--- TASK INPUTS Enclosed Below ---

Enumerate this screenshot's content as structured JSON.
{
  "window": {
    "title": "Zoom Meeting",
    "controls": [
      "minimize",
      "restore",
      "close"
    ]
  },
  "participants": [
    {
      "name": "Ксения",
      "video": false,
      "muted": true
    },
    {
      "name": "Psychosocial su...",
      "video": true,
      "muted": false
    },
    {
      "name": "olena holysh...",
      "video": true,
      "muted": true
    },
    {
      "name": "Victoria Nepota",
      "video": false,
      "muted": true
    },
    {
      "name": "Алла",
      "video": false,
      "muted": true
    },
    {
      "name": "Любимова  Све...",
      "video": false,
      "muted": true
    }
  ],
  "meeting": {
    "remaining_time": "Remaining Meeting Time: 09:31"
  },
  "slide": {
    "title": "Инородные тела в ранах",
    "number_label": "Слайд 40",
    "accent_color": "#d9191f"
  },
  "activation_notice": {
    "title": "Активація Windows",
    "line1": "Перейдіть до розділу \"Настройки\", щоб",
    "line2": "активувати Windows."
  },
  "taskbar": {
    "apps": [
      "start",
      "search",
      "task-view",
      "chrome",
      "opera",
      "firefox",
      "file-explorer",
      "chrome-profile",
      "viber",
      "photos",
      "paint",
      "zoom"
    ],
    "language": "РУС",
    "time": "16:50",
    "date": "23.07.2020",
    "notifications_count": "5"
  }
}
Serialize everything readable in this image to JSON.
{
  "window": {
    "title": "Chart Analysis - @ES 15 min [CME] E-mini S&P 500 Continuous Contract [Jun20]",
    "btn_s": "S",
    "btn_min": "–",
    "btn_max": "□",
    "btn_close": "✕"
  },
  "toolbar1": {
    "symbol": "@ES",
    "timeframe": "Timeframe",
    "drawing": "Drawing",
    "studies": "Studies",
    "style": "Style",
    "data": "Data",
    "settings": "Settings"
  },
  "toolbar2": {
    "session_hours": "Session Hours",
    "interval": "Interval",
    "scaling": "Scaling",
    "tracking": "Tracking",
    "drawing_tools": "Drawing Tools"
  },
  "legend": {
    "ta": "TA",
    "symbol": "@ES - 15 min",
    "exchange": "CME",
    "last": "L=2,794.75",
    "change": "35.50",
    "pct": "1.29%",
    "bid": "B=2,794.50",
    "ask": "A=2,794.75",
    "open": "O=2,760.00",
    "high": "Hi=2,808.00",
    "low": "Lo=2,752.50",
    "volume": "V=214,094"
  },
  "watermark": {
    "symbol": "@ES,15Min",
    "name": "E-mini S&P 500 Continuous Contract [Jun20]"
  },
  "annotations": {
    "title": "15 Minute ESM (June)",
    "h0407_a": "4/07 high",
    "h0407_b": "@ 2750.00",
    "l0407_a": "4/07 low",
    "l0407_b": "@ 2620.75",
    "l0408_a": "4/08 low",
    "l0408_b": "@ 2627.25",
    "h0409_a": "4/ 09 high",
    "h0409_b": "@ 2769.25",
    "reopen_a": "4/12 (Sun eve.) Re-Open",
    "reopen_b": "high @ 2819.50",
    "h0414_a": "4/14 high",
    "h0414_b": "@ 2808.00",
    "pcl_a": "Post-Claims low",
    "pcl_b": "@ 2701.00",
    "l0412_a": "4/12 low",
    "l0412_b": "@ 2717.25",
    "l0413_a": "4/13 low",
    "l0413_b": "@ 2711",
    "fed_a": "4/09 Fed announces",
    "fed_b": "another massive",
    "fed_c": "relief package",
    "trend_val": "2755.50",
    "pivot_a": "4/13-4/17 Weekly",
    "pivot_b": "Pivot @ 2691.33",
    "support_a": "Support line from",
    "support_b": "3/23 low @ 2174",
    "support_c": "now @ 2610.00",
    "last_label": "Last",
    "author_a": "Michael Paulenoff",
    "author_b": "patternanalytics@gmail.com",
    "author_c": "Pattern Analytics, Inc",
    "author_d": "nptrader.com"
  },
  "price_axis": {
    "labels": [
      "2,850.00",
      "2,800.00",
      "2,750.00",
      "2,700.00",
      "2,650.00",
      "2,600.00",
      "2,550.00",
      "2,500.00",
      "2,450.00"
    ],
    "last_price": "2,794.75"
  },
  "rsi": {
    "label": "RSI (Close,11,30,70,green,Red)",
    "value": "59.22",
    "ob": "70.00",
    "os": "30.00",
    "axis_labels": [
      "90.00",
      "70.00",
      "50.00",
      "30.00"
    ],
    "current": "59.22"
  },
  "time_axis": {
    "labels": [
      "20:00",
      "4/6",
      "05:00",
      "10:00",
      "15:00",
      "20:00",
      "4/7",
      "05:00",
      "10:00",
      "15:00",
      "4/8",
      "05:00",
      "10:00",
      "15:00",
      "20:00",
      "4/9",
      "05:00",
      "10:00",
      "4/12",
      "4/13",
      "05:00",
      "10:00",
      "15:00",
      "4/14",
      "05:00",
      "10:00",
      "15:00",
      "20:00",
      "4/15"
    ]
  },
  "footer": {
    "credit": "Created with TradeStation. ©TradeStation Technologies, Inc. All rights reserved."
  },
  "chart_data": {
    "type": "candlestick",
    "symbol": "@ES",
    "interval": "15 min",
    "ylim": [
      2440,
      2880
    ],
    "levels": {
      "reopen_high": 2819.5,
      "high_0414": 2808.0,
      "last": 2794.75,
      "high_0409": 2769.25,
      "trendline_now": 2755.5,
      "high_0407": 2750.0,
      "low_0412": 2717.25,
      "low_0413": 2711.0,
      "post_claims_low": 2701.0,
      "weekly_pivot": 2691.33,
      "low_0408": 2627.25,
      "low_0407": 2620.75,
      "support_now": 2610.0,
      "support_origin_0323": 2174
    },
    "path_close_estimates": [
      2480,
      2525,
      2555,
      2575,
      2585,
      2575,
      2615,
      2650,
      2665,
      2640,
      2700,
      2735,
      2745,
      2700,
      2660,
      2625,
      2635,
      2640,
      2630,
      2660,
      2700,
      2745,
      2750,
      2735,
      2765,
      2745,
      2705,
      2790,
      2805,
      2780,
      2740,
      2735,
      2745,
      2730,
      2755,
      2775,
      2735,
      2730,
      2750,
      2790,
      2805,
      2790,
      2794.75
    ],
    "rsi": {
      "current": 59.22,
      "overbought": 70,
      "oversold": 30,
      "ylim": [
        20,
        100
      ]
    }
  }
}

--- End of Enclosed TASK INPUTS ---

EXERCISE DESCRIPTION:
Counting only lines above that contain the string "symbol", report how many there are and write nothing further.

SOLUTION BELOW:
4